Sputnik: How do you see the international community reacting to the elections amid recent geopolitical events, firstly with President Putin's statement a couple of weeks ago about the enhanced capability of ballistic nuclear weapons and the poison attack in Salisbury. Do you think we will hear a lot of allegations from the mainstream Western media that the elections were unfair?
Roslyn Fuller: That angle has been very muted actually, in this election compared to previous Russian elections over the last ten-fifteen years. Most of the focus has been on the turnout, with people claiming that you know a low turnout would signify rough legitimacy for Putin. That itself however has been relatively muted compared to the past. So I think there has been a certain acceptant that Putin would win another term and that he will be a person, you know, leading Russian foreign policy over the next six years.
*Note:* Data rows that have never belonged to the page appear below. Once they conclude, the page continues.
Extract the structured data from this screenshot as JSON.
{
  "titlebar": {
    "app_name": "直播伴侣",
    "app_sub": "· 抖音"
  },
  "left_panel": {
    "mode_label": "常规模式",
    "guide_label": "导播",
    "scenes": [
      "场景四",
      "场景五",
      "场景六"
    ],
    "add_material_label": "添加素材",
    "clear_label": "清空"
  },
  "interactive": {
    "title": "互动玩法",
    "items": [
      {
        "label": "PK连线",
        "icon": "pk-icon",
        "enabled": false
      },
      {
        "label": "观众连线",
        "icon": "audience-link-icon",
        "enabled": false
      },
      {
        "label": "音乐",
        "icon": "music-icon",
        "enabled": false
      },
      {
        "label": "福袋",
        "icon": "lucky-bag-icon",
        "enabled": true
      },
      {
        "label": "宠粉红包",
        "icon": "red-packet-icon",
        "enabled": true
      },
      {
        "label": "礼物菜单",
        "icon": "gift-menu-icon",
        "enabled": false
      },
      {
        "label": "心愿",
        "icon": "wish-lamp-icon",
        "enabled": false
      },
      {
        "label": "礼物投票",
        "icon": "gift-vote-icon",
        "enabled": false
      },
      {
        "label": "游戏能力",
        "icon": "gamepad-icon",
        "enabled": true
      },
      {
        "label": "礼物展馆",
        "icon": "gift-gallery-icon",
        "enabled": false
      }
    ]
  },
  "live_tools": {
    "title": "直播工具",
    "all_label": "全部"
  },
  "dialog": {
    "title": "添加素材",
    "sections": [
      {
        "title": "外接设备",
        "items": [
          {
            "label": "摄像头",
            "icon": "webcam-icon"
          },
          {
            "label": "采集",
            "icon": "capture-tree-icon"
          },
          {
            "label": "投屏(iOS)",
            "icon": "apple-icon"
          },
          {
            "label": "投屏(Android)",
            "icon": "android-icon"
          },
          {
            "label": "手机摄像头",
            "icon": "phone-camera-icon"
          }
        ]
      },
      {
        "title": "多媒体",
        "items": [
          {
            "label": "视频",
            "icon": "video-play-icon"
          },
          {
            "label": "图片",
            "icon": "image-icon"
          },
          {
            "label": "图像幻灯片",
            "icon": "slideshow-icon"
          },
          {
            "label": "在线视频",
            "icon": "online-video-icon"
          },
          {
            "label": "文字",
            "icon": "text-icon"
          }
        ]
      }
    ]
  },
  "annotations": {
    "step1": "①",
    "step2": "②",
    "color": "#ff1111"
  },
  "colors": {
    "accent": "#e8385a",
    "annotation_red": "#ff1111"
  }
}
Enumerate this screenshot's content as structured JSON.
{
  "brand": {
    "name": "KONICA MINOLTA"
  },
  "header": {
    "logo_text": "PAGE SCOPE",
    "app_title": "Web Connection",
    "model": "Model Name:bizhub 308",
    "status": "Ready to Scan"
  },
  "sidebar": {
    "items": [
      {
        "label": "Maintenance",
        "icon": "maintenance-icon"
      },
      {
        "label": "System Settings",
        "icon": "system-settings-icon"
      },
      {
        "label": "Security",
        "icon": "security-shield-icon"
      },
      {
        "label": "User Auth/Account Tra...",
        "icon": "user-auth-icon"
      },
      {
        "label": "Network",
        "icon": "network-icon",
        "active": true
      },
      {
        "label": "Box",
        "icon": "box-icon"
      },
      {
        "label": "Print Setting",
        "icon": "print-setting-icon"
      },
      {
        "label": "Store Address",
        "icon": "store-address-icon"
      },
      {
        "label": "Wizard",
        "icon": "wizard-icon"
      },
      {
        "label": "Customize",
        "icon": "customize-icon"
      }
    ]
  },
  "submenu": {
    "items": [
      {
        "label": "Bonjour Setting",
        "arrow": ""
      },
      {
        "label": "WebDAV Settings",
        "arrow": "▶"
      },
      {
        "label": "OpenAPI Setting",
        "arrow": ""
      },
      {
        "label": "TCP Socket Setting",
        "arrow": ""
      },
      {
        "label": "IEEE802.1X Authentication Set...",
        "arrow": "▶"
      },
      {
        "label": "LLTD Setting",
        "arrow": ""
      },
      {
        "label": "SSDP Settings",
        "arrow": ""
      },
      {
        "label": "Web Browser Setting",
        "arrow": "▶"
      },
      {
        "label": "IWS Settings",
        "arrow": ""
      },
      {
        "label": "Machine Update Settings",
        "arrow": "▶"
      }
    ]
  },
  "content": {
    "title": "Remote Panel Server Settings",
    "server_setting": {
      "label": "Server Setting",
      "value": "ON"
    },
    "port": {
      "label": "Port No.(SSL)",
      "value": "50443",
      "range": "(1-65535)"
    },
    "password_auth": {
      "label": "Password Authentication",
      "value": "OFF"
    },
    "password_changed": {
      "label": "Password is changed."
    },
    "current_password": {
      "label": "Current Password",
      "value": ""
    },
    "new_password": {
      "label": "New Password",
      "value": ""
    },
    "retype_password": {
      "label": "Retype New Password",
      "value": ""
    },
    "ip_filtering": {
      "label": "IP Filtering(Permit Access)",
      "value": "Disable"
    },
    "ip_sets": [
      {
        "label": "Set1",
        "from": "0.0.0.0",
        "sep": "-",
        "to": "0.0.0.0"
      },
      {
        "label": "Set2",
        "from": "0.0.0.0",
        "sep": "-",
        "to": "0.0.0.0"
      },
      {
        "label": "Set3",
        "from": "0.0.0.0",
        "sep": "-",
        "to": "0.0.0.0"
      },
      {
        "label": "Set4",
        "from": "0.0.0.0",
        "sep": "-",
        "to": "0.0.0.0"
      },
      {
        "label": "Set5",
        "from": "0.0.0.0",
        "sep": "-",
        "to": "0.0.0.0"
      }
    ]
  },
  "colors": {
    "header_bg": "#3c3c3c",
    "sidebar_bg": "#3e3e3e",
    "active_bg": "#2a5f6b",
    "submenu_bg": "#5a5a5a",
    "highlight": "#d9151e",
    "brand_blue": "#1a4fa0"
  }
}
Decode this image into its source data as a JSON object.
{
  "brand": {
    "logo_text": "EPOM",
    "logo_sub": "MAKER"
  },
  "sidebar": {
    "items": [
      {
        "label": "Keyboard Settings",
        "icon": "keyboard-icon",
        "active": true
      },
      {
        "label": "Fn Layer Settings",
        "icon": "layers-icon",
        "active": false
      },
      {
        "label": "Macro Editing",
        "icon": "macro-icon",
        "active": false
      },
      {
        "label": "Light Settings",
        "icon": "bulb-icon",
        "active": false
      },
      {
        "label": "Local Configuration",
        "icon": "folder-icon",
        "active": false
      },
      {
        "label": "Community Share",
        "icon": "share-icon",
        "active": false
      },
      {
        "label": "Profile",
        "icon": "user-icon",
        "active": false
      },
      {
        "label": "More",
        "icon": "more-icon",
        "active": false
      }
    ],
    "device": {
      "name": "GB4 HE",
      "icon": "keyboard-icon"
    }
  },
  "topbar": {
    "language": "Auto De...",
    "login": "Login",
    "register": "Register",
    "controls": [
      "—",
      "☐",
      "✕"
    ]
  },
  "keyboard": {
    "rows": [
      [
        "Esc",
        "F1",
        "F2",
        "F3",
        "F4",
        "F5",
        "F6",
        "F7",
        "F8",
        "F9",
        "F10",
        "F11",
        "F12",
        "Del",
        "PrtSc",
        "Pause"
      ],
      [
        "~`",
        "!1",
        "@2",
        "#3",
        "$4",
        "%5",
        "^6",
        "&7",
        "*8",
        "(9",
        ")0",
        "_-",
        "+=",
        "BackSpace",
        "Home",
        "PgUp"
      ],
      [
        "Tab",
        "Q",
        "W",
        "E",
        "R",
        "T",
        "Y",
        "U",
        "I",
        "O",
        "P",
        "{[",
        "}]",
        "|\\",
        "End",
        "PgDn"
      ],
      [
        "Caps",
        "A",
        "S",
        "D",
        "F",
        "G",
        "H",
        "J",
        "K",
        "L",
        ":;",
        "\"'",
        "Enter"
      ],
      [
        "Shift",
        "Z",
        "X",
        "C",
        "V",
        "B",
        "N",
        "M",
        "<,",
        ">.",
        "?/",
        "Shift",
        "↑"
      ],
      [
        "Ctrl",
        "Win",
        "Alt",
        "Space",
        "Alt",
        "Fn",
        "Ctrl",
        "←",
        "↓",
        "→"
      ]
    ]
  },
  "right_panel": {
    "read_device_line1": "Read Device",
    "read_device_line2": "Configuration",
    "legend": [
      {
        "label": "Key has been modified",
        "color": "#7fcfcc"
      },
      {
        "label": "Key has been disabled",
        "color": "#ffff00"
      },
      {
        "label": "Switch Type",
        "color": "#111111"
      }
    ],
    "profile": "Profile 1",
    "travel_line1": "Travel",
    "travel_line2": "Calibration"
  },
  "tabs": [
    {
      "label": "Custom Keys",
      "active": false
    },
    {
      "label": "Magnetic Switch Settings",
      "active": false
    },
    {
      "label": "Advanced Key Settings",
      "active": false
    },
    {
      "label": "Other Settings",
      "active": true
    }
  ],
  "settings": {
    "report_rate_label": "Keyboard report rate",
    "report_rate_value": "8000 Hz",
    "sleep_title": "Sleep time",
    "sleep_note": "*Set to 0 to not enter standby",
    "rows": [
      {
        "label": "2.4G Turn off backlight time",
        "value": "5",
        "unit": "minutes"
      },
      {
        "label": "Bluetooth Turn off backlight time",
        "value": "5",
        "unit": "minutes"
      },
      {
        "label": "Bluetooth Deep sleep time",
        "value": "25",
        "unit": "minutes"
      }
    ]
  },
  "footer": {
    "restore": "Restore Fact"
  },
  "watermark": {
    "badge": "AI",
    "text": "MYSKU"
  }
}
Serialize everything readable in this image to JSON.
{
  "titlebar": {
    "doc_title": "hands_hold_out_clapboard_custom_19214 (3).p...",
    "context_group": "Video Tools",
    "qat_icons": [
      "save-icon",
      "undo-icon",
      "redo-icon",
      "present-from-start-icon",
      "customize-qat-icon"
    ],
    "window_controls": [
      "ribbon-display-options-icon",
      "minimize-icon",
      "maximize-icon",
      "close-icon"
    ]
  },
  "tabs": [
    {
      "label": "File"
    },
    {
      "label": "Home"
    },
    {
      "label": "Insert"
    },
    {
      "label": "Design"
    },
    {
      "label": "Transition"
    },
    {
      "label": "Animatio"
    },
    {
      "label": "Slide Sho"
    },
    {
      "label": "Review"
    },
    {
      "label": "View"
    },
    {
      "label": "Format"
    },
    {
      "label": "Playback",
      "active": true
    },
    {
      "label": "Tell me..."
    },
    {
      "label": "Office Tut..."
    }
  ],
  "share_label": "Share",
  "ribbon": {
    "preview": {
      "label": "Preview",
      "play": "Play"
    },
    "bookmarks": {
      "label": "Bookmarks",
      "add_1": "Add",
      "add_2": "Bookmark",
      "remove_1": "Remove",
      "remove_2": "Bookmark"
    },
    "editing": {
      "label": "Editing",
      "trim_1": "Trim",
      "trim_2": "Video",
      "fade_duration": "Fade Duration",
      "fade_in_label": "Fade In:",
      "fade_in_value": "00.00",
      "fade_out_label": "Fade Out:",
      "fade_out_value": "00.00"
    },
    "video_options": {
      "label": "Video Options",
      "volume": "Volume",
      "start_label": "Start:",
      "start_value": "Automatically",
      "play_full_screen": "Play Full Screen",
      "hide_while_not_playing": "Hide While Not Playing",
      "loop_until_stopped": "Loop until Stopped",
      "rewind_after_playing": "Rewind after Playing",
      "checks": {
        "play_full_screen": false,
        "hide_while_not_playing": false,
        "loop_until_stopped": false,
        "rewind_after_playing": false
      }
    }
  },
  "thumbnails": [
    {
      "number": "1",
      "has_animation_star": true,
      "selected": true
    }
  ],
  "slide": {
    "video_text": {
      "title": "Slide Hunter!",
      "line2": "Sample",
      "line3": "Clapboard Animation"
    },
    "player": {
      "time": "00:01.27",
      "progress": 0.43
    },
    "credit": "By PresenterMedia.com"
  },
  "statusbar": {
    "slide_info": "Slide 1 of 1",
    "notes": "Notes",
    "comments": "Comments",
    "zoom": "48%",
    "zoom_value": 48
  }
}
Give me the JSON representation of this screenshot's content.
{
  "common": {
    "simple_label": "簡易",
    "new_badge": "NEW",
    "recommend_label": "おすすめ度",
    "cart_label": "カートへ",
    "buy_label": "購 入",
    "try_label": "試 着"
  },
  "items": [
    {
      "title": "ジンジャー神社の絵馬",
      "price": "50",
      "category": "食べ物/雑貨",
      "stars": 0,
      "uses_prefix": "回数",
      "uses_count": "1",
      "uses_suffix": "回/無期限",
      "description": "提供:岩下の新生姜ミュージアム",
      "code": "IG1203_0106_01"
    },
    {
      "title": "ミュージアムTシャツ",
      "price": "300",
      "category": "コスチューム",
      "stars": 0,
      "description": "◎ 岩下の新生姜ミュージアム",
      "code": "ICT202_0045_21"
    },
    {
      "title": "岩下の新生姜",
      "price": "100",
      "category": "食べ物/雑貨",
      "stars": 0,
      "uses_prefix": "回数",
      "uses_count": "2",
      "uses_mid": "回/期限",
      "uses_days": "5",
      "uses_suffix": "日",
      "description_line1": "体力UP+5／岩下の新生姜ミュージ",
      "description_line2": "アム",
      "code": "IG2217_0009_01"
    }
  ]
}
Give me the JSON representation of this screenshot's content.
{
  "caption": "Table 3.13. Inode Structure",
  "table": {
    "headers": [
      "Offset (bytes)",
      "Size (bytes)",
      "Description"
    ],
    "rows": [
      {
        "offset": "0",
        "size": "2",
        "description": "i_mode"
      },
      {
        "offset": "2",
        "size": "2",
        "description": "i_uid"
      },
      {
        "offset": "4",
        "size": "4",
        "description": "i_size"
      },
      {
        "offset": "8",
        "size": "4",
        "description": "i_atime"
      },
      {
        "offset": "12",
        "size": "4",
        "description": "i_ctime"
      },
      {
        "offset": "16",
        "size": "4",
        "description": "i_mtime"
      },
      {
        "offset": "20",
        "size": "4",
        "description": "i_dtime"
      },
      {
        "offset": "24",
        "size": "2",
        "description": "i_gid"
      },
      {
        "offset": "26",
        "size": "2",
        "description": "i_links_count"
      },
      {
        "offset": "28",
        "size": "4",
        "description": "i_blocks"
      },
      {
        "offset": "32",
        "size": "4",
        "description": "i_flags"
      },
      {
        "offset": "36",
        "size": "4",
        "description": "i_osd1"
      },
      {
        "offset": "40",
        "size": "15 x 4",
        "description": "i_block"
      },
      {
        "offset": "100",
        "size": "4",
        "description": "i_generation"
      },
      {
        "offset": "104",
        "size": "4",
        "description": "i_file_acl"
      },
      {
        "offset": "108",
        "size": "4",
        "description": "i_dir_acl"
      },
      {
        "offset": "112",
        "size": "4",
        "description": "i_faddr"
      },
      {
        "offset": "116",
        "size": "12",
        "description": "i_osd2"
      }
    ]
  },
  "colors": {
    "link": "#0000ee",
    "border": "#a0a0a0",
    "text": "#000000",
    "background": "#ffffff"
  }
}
That being said, I think one thing that has struck me as quite strange over the last several years has been a kind of lack of focus on the nuclear capabilities as most of the parties involved: Russia, the United States and the United Kingdom.
That is something that given Putin's statements over the last few weeks has suddenly changed as people are talking more now about Russia being a nuclear power, about the necessity for de-escalation and so on. That's something that’s come back on the agenda very recently, in the aftermath of the Skripal affair.
Sputnik: What is your prognosis regarding the development of Russia and its relations with other countries during the next presidential term, the next five years, especially with the UK? And how does the Skripal case complicate things?
Roslyn Fuller: I think the world is in a state of real flux at this point, there are a lot of uncertainties. I think when we look at the relationship between Russia and Western countries, we have to keep in mind other factors on the world stage.
China and the relationships that both the West and Russia have with China over the course of the next 10 or 15 years will also be decisive for geopolitical developments. I think when it comes to Russia and the West, Russia has a relatively defensive policy. So I think there could be flashpoints – there's definitely scope for flashpoints – for example, Iran, for example, the Arctic, for example, outer space.
[…]The question is what kind of relations the Europeans want to have with Russia, China and the United States. […]So there are actually a lot of factors to operate right now and we don't know which way those will go. People are anxious to avoid such a [Cold War] stalemate that really was very weary and led nowhere for the people who were involved at the time. So I think we have exciting time in the sense that a lot could change very quickly but I would not be totally carried away by political and media retort at this point.
The views and opinions expressed by Roslyn Fuller are those of the speaker and do not necessarily reflect those of Sputnik.